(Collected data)
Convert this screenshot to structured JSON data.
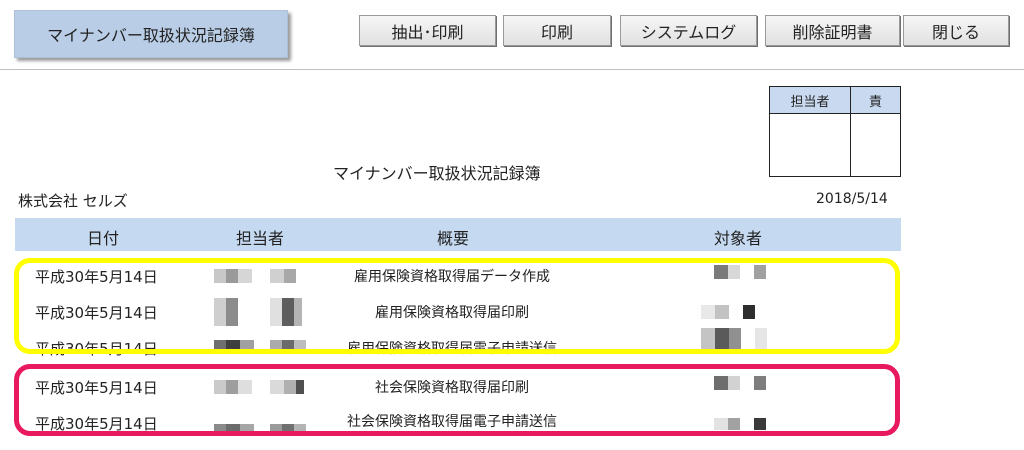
{
  "app": {
    "title": "マイナンバー取扱状況記録簿"
  },
  "toolbar": {
    "extract_print": "抽出･印刷",
    "print": "印刷",
    "system_log": "システムログ",
    "deletion_certificate": "削除証明書",
    "close": "閉じる"
  },
  "signature": {
    "person_label": "担当者",
    "responsible_label": "責"
  },
  "document": {
    "title": "マイナンバー取扱状況記録簿",
    "company": "株式会社 セルズ",
    "date": "2018/5/14"
  },
  "table": {
    "headers": {
      "date": "日付",
      "person": "担当者",
      "summary": "概要",
      "subject": "対象者"
    },
    "rows": [
      {
        "date": "平成30年5月14日",
        "summary": "雇用保険資格取得届データ作成"
      },
      {
        "date": "平成30年5月14日",
        "summary": "雇用保険資格取得届印刷"
      },
      {
        "date": "平成30年5月14日",
        "summary": "雇用保険資格取得届電子申請送信"
      },
      {
        "date": "平成30年5月14日",
        "summary": "社会保険資格取得届印刷"
      },
      {
        "date": "平成30年5月14日",
        "summary": "社会保険資格取得届電子申請送信"
      }
    ]
  },
  "colors": {
    "title_bg": "#b9cde6",
    "header_bg": "#c5d9f1",
    "highlight_yellow": "#ffff00",
    "highlight_magenta": "#e8195f"
  }
}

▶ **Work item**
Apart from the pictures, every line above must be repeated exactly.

▶ **Answer box**
Convert this screenshot to structured JSON data.
{
  "app": {
    "title": "マイナンバー取扱状況記録簿"
  },
  "toolbar": {
    "extract_print": "抽出･印刷",
    "print": "印刷",
    "system_log": "システムログ",
    "deletion_certificate": "削除証明書",
    "close": "閉じる"
  },
  "signature": {
    "person_label": "担当者",
    "responsible_label": "責"
  },
  "document": {
    "title": "マイナンバー取扱状況記録簿",
    "company": "株式会社 セルズ",
    "date": "2018/5/14"
  },
  "table": {
    "headers": {
      "date": "日付",
      "person": "担当者",
      "summary": "概要",
      "subject": "対象者"
    },
    "rows": [
      {
        "date": "平成30年5月14日",
        "summary": "雇用保険資格取得届データ作成"
      },
      {
        "date": "平成30年5月14日",
        "summary": "雇用保険資格取得届印刷"
      },
      {
        "date": "平成30年5月14日",
        "summary": "雇用保険資格取得届電子申請送信"
      },
      {
        "date": "平成30年5月14日",
        "summary": "社会保険資格取得届印刷"
      },
      {
        "date": "平成30年5月14日",
        "summary": "社会保険資格取得届電子申請送信"
      }
    ]
  },
  "colors": {
    "title_bg": "#b9cde6",
    "header_bg": "#c5d9f1",
    "highlight_yellow": "#ffff00",
    "highlight_magenta": "#e8195f"
  }
}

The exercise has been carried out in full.